If you’ve been connected to the internet in the last couple of months, you’d have surely been exposed to at least one of the many advertising campaigns he has run for the myriad of his ventures. Examples include;
Deadpool (a promo with Hugh Jackman)
7,300,000 views on YouTube in 1 day
3,500,000 likes on Instagram in 1 day
13.8m views, 650,000 likes & 136k retweets in 1 day on Twitter
38,000 likes in 1 day on LinkedIn
Mint mobile (a promo with Don Vultaggio)
350k views in 8hrs on YouTube
395k likes in 8hrs on Instagram
228k, 7,750 likes and 543 retweets in 8hrs on Twitter
7,500 likes in 8hrs on Linkedin
Welcome to Wrexham (a promo with Rob McElhenney)
MNTN (a promo with Steve-O)
(And in what is now weekly updates - another video for Aviation Gin released on the 2nd of October)
Every product RR (I’m going to call him that) is involved in is ‘disruptive’, from buying a lower league football club through to keeping the same prices for his mobile companies tariffs through a global inflation crisis.
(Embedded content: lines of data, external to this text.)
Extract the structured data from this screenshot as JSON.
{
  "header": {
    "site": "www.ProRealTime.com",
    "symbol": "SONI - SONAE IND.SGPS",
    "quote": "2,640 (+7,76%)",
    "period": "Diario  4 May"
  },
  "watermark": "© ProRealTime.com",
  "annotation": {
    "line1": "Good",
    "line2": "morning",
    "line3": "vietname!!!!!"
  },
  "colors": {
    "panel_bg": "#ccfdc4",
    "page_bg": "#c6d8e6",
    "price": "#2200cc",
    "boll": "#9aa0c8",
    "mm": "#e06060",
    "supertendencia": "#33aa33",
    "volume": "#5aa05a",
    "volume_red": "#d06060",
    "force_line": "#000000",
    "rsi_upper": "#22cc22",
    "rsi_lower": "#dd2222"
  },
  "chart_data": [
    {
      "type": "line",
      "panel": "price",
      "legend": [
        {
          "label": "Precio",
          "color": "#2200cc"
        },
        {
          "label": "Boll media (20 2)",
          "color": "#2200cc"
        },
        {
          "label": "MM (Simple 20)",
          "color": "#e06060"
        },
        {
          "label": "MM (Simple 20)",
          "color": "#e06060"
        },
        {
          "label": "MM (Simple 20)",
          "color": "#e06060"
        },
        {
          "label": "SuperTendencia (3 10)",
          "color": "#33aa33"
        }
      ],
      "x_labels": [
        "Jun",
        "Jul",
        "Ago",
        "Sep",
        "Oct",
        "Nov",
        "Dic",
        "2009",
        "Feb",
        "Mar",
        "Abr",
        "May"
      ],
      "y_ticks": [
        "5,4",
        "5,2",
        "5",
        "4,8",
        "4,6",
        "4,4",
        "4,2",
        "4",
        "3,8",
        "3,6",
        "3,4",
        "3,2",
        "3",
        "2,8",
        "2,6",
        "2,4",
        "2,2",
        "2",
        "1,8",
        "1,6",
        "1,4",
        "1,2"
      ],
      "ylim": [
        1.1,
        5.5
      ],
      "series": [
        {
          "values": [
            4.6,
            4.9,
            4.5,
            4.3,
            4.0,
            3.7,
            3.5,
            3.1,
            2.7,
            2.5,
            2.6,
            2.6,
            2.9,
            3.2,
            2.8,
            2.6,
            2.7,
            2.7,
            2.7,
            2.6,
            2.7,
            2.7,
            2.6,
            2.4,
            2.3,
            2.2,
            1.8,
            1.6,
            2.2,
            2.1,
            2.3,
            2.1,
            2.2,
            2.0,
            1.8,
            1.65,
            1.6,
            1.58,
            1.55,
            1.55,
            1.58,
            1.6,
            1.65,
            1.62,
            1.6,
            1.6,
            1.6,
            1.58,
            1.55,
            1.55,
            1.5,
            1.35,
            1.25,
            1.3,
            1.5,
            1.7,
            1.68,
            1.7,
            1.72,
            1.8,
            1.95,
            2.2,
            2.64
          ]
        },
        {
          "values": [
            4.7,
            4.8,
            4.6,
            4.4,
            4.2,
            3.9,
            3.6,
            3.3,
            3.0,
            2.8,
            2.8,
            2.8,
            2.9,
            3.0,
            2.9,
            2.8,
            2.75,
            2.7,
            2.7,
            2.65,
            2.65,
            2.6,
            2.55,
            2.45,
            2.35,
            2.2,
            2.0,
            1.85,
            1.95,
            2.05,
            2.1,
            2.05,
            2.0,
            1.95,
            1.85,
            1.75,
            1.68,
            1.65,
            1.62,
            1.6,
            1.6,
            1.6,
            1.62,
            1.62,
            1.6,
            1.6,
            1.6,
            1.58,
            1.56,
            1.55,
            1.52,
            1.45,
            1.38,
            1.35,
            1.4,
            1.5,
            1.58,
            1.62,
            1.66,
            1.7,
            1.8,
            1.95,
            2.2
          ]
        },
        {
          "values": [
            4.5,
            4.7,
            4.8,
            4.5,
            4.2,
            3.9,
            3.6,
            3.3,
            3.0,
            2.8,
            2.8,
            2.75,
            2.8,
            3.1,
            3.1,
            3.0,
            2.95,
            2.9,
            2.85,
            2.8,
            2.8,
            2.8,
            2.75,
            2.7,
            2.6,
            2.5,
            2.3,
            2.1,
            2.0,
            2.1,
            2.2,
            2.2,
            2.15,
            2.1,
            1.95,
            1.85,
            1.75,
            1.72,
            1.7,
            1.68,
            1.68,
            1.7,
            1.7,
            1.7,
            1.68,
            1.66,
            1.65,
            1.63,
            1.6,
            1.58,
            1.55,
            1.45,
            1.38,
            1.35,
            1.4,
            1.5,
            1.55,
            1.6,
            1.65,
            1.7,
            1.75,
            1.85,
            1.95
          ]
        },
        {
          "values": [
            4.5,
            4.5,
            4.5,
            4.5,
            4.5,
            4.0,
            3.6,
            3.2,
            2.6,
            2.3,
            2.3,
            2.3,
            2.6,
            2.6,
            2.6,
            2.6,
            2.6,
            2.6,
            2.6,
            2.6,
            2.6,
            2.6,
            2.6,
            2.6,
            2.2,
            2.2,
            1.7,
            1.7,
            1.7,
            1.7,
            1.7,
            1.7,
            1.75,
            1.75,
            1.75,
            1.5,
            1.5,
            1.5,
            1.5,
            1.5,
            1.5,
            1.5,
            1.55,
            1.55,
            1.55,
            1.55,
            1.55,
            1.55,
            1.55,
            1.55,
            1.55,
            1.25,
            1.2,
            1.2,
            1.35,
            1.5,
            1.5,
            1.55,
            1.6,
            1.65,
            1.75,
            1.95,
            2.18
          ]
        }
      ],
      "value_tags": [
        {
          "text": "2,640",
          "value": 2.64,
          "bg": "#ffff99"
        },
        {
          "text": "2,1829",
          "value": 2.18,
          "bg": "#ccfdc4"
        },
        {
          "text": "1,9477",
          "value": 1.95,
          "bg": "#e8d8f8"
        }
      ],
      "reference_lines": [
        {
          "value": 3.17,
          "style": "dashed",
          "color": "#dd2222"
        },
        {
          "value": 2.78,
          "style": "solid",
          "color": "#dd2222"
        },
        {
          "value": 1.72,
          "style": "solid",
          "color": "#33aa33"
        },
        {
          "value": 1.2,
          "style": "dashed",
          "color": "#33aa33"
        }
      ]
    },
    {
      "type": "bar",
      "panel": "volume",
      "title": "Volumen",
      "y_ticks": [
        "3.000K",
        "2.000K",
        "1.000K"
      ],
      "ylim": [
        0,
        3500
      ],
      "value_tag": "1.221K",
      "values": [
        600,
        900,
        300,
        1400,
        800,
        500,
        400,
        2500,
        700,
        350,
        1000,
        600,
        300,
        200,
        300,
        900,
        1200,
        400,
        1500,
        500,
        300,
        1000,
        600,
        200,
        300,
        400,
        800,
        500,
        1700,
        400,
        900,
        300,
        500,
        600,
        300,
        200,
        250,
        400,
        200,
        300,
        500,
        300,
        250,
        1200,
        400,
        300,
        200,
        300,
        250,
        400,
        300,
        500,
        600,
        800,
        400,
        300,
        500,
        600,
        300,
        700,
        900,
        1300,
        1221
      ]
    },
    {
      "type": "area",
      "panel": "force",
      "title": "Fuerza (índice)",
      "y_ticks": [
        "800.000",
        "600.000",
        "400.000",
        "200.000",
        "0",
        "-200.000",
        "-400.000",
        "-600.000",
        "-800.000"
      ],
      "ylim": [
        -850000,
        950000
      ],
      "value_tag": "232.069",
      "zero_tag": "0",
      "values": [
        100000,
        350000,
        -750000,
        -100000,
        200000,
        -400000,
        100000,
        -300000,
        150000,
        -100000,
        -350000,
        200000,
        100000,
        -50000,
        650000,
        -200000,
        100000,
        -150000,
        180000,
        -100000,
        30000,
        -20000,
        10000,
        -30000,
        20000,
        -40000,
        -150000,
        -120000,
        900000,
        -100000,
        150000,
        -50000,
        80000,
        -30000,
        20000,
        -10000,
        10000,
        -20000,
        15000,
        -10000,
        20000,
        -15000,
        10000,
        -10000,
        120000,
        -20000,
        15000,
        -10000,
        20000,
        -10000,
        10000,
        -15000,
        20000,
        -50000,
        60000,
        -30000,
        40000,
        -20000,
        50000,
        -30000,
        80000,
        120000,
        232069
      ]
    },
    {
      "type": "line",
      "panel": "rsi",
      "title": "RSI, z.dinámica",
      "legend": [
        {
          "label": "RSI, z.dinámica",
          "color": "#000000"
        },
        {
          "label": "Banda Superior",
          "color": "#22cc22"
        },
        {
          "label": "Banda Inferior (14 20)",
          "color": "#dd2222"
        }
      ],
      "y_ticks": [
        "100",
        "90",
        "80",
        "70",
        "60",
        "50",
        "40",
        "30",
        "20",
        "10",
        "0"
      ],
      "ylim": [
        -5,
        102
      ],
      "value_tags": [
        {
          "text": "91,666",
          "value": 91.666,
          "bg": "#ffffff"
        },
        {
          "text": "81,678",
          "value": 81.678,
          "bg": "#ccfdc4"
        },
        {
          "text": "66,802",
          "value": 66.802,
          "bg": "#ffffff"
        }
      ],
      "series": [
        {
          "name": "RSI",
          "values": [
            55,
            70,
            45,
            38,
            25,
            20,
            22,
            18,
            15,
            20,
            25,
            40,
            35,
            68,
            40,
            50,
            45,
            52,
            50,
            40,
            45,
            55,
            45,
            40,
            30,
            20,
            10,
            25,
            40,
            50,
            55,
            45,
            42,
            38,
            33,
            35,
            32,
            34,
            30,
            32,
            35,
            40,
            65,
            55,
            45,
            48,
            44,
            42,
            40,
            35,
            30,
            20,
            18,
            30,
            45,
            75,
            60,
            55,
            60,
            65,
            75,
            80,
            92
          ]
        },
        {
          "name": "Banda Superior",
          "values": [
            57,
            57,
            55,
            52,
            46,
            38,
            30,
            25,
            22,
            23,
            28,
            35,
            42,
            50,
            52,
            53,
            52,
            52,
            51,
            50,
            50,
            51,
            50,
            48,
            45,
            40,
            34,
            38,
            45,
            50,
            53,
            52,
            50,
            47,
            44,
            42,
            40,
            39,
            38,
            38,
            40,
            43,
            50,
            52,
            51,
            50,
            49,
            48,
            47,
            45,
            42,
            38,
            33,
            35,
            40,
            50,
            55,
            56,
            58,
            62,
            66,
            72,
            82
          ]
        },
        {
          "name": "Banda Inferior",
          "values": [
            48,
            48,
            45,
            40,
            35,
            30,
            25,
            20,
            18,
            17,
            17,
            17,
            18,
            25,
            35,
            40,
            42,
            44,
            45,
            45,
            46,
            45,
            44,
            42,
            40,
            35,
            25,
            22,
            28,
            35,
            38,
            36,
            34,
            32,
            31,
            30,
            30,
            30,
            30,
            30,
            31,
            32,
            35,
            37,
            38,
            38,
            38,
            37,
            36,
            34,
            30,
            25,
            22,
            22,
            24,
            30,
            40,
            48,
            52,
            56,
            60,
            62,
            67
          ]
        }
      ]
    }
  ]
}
The traction his products are getting is something which many marketing managers around the world will be envious of.
RR has millions of followers on every social media platform but leveraging that following for his own value is another story. He setup a production agency called Maximum Effort which merged with a CTV tech company called MNTN (a tool for planning and buying CTV effortlessly) – he attributes a lot of his success to the combination of these two, as well as truly believing they can out-market the competition.
The formula seems to be; humorous digital video involving him and someone else + social media share + extended reach through (some light) paid CTV advertising. The campaigns appear to be a ‘one and done’ for mass reach and awareness.
The rub to these efforts is wondering if they will work long-term. He’s not the first to run ads which are humorous, or even the first to leverage the scale of his following. But we ad industry professionals, know good advertising isn’t only about awareness and views, it’s about conversion and sales. That requires inter-connected campaigns (and often these utilise heavy paid advertising budgets). Maybe RR doesn’t care. Maybe given his platform he doesn’t need much paid advertising. Maybe measurement is for suckers. Maybe everyone is wrong. But I’m incredibly interested to see how his approach plays out in the coming months.
One thing is for sure though, I will continue to laugh at the video’s he’s involved with, as he tries to disrupt the industry I’m involved in - the advertising one.